Lines holding the string "control" are the ones to copy; find them all in the data.

☆ ☆ ☆

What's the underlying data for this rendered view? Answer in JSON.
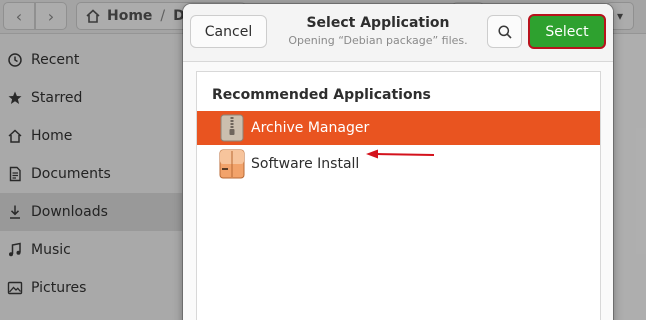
{
  "file_manager": {
    "path": {
      "home_label": "Home",
      "current_partial": "D"
    },
    "sidebar": {
      "items": [
        {
          "label": "Recent",
          "icon": "clock-icon"
        },
        {
          "label": "Starred",
          "icon": "star-icon"
        },
        {
          "label": "Home",
          "icon": "home-icon"
        },
        {
          "label": "Documents",
          "icon": "document-icon"
        },
        {
          "label": "Downloads",
          "icon": "download-icon",
          "active": true
        },
        {
          "label": "Music",
          "icon": "music-icon"
        },
        {
          "label": "Pictures",
          "icon": "picture-icon"
        }
      ]
    }
  },
  "dialog": {
    "title": "Select Application",
    "subtitle": "Opening “Debian package” files.",
    "cancel_label": "Cancel",
    "select_label": "Select",
    "search_icon": "search-icon",
    "section_heading": "Recommended Applications",
    "apps": [
      {
        "name": "Archive Manager",
        "icon": "archive-manager-icon",
        "selected": true
      },
      {
        "name": "Software Install",
        "icon": "software-install-icon",
        "selected": false
      }
    ]
  },
  "colors": {
    "selection": "#e95420",
    "select_button": "#2ea12f",
    "highlight_outline": "#b8121c",
    "annotation_arrow": "#d4121c"
  }
}
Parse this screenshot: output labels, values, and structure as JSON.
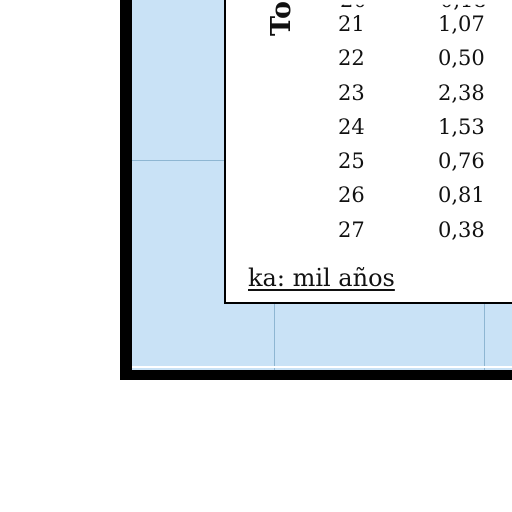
{
  "table": {
    "heading_partial": "To",
    "rows": [
      {
        "id": "21",
        "value": "1,07"
      },
      {
        "id": "22",
        "value": "0,50"
      },
      {
        "id": "23",
        "value": "2,38"
      },
      {
        "id": "24",
        "value": "1,53"
      },
      {
        "id": "25",
        "value": "0,76"
      },
      {
        "id": "26",
        "value": "0,81"
      },
      {
        "id": "27",
        "value": "0,38"
      }
    ],
    "footnote": "ka: mil años"
  },
  "colors": {
    "map_background": "#c9e2f6",
    "frame": "#000000",
    "grid": "#8eb6d2"
  }
}
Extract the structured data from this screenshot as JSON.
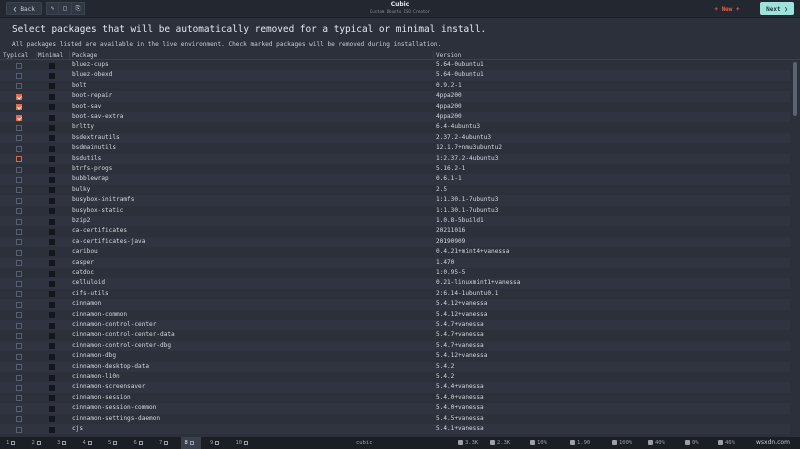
{
  "header": {
    "back_label": "❮ Back",
    "title": "Cubic",
    "subtitle": "Custom Ubuntu ISO Creator",
    "new_label": "+ New +",
    "next_label": "Next ❯",
    "tools": [
      "✎",
      "□",
      "⎘"
    ]
  },
  "instruction": "Select packages that will be automatically removed for a typical or minimal install.",
  "info": "All packages listed are available in the live environment. Check marked packages will be removed during installation.",
  "table": {
    "columns": {
      "typical": "Typical",
      "minimal": "Minimal",
      "package": "Package",
      "version": "Version"
    },
    "rows": [
      {
        "package": "bluez-cups",
        "version": "5.64-0ubuntu1",
        "typical": "none"
      },
      {
        "package": "bluez-obexd",
        "version": "5.64-0ubuntu1",
        "typical": "none"
      },
      {
        "package": "bolt",
        "version": "0.9.2-1",
        "typical": "none"
      },
      {
        "package": "boot-repair",
        "version": "4ppa200",
        "typical": "checked"
      },
      {
        "package": "boot-sav",
        "version": "4ppa200",
        "typical": "checked"
      },
      {
        "package": "boot-sav-extra",
        "version": "4ppa200",
        "typical": "checked"
      },
      {
        "package": "brltty",
        "version": "6.4-4ubuntu3",
        "typical": "none"
      },
      {
        "package": "bsdextrautils",
        "version": "2.37.2-4ubuntu3",
        "typical": "none"
      },
      {
        "package": "bsdmainutils",
        "version": "12.1.7+nmu3ubuntu2",
        "typical": "none"
      },
      {
        "package": "bsdutils",
        "version": "1:2.37.2-4ubuntu3",
        "typical": "outlined"
      },
      {
        "package": "btrfs-progs",
        "version": "5.16.2-1",
        "typical": "none"
      },
      {
        "package": "bubblewrap",
        "version": "0.6.1-1",
        "typical": "none"
      },
      {
        "package": "bulky",
        "version": "2.5",
        "typical": "none"
      },
      {
        "package": "busybox-initramfs",
        "version": "1:1.30.1-7ubuntu3",
        "typical": "none"
      },
      {
        "package": "busybox-static",
        "version": "1:1.30.1-7ubuntu3",
        "typical": "none"
      },
      {
        "package": "bzip2",
        "version": "1.0.8-5build1",
        "typical": "none"
      },
      {
        "package": "ca-certificates",
        "version": "20211016",
        "typical": "none"
      },
      {
        "package": "ca-certificates-java",
        "version": "20190909",
        "typical": "none"
      },
      {
        "package": "caribou",
        "version": "0.4.21+mint4+vanessa",
        "typical": "none"
      },
      {
        "package": "casper",
        "version": "1.470",
        "typical": "none"
      },
      {
        "package": "catdoc",
        "version": "1:0.95-5",
        "typical": "none"
      },
      {
        "package": "celluloid",
        "version": "0.21-linuxmint1+vanessa",
        "typical": "none"
      },
      {
        "package": "cifs-utils",
        "version": "2:6.14-1ubuntu0.1",
        "typical": "none"
      },
      {
        "package": "cinnamon",
        "version": "5.4.12+vanessa",
        "typical": "none"
      },
      {
        "package": "cinnamon-common",
        "version": "5.4.12+vanessa",
        "typical": "none"
      },
      {
        "package": "cinnamon-control-center",
        "version": "5.4.7+vanessa",
        "typical": "none"
      },
      {
        "package": "cinnamon-control-center-data",
        "version": "5.4.7+vanessa",
        "typical": "none"
      },
      {
        "package": "cinnamon-control-center-dbg",
        "version": "5.4.7+vanessa",
        "typical": "none"
      },
      {
        "package": "cinnamon-dbg",
        "version": "5.4.12+vanessa",
        "typical": "none"
      },
      {
        "package": "cinnamon-desktop-data",
        "version": "5.4.2",
        "typical": "none"
      },
      {
        "package": "cinnamon-l10n",
        "version": "5.4.2",
        "typical": "none"
      },
      {
        "package": "cinnamon-screensaver",
        "version": "5.4.4+vanessa",
        "typical": "none"
      },
      {
        "package": "cinnamon-session",
        "version": "5.4.0+vanessa",
        "typical": "none"
      },
      {
        "package": "cinnamon-session-common",
        "version": "5.4.0+vanessa",
        "typical": "none"
      },
      {
        "package": "cinnamon-settings-daemon",
        "version": "5.4.5+vanessa",
        "typical": "none"
      },
      {
        "package": "cjs",
        "version": "5.4.1+vanessa",
        "typical": "none"
      }
    ]
  },
  "statusbar": {
    "workspaces": [
      "1",
      "2",
      "3",
      "4",
      "5",
      "6",
      "7",
      "8",
      "9",
      "10"
    ],
    "active_workspace": "8",
    "app": "cubic",
    "items": [
      "3.3K",
      "2.3K",
      "10%",
      "1.90",
      "100%",
      "40%",
      "0%",
      "46%"
    ],
    "watermark": "wsxdn.com"
  },
  "colors": {
    "accent": "#e26b4a",
    "next": "#9fe2dc",
    "background": "#2b303b"
  }
}
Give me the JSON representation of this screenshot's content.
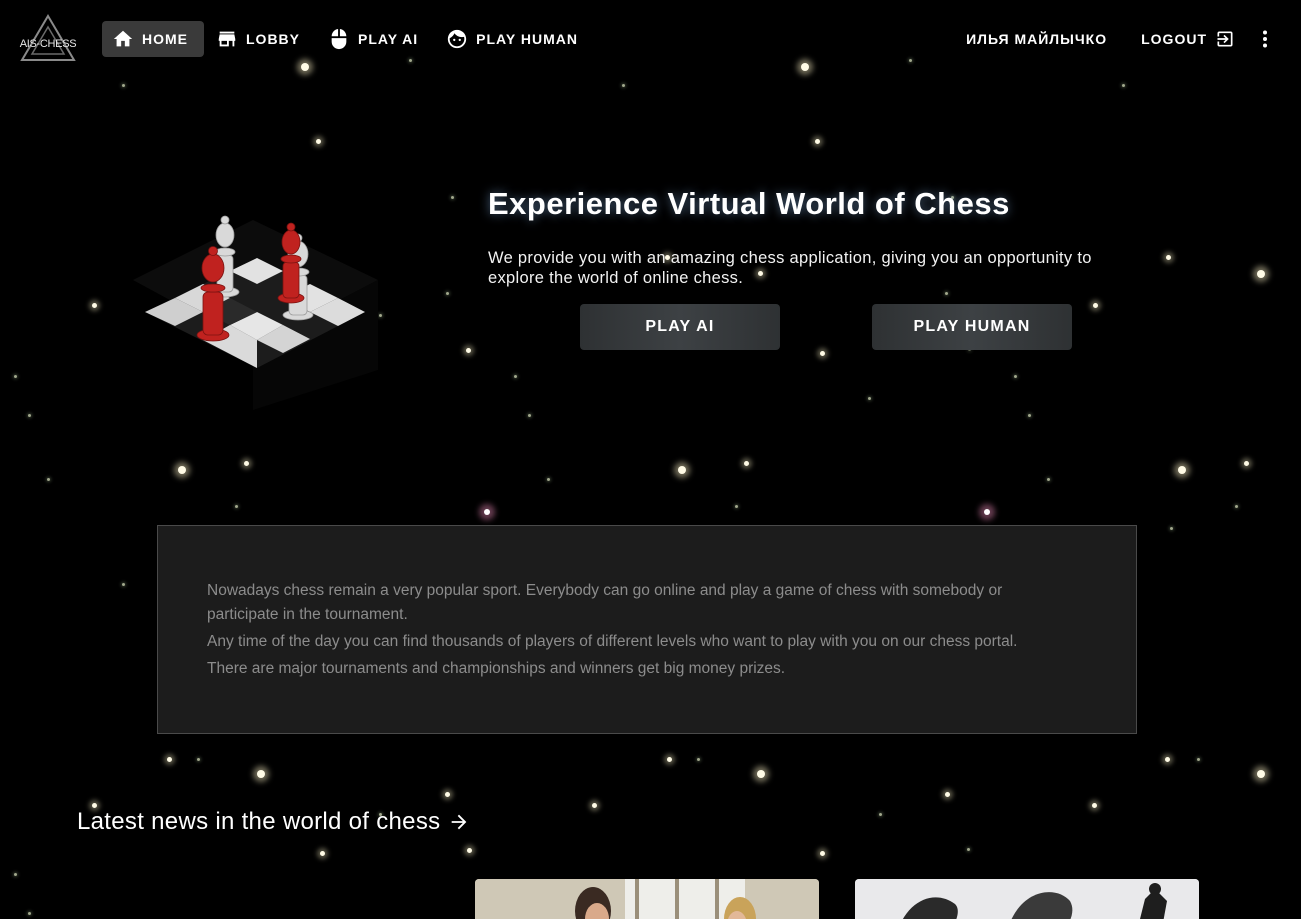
{
  "app": {
    "logo_text": "AIS-CHESS"
  },
  "nav": {
    "home": "HOME",
    "lobby": "LOBBY",
    "play_ai": "PLAY AI",
    "play_human": "PLAY HUMAN",
    "user_name": "ИЛЬЯ МАЙЛЫЧКО",
    "logout": "LOGOUT",
    "active": "home"
  },
  "icons": {
    "home": "home-icon",
    "lobby": "store-icon",
    "play_ai": "mouse-icon",
    "play_human": "face-icon",
    "logout": "logout-icon",
    "menu": "more-vertical-icon",
    "news_arrow": "arrow-right-icon"
  },
  "hero": {
    "title": "Experience Virtual World of Chess",
    "subtitle": "We provide you with an amazing chess application, giving you an opportunity to explore the world of online chess.",
    "play_ai_button": "PLAY AI",
    "play_human_button": "PLAY HUMAN"
  },
  "info": {
    "paragraphs": [
      "Nowadays chess remain a very popular sport. Everybody can go online and play a game of chess with somebody or participate in the tournament.",
      "Any time of the day you can find thousands of players of different levels who want to play with you on our chess portal.",
      "There are major tournaments and championships and winners get big money prizes."
    ]
  },
  "news": {
    "heading": "Latest news in the world of chess"
  },
  "colors": {
    "background": "#000000",
    "nav_active": "#3a3a3a",
    "button": "#3d4144",
    "card": "#1e1e1e",
    "card_text": "#8c8c8c",
    "piece_red": "#c0221f",
    "piece_white": "#d9d9d9"
  }
}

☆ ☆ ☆

§ EXERCISE RESPONSE
        "package": "cinnamon-control-center",
        "package": "cinnamon-control-center-data",
        "package": "cinnamon-control-center-dbg",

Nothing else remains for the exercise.